Case Sharing and Co-working

Clusters have a range of ways of supporting RTLB with their case work. These include case sharing, co-working, collegial peer review, dynamic ecological analysis and co-facilitation. All of these types of professional support benefit from:

  • a mutual understanding of shared purpose
  • clear negotiation of roles and responsibilities
  • professional trust
  • open respectful communication.
Case Sharing

Case sharing to provide professional support can be both formal and informal. Examples include having a colleague or a Practice Leader as a ‘critical friend’ to:

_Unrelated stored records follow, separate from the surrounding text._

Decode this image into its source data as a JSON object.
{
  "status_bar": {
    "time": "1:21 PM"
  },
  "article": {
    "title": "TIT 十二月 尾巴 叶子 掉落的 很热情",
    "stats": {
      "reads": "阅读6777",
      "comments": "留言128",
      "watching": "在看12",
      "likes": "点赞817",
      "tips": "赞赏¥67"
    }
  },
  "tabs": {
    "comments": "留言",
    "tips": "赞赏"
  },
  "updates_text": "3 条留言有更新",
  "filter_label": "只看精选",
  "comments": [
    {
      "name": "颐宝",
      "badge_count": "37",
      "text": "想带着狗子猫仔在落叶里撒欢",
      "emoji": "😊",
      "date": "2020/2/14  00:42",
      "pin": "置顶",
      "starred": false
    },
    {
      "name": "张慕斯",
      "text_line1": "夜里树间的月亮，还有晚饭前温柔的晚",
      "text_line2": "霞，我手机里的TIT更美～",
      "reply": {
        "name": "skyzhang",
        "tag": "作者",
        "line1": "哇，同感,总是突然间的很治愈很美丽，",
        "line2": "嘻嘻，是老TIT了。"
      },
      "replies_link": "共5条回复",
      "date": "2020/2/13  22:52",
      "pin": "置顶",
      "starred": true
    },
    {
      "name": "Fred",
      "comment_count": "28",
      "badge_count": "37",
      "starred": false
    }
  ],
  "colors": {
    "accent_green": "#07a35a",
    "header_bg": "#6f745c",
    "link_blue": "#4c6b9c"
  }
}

  • review case work
  • encourage and support
  • provide honest and often candid feedback
  • speak truthfully and constructively
  • ask provoking questions
  • provide another lens
  • advocate for the success of the work.

Coaching and mentoring may be provided for RTLB by a colleague at a particular stage of the practice sequence e.g. an experienced RTLB or practice leader may work alongside another RTLB at the analysis stage.

Case sharing and review may be informal or follow a structured problem solving process such as Dynamic Ecological Analysis.


A case may be allocated to more than one RTLB when:

  • it is particularly complex
  • greater capacity to address a range of inter-related issues is required
  • multiple skill sets will benefit the collaboration
  • an RTLB stands to gain specific knowledge and skill to broaden their understanding and capability
  • newly appointed RTLB are being supported in their practice.

A case may be co-worked with Ministry of Education specialist staff or other professionals when:

  • continuity of support provides an easier and more efficient pathway
  • transitions between services and /or settings are the focus
  • co-ordinating the planning and delivery of support benefits all
  • access to a wider pool of knowledge and expertise enables creative problem-solving
  • specialist staff skill sets strengthen the collaboration to progress intervention aims
  • working together provides safety
  • shared resources enhance outcomes for learners and schools/kura and Kāhui Ako.

Note: The following information that supports RTLB professionalism is part of the Governance and Management manual, Governing and Managing RTLB Clusters (February 2018). Visit http://rtlb.tki.org.nz/Governance-management.

Entering the profession

Find out about RTLB appointees.

RTLB Qualification and study award

Find out about the Post Graduate Diploma in Specialist Teaching endorsed in Learning and Behaviour.


Find out about induction into the RTLB service.

Professional Development

Find out about the professional development plan.


Find out about the performance appraisal process for RTLB.

Practice Leader Support Role

Find out about the role of a practice leader in the RTLB service.

Travel Reimbursement

Find out about lead school travel reimbursements.


Find out about the 'Laptops for Teachers' scheme.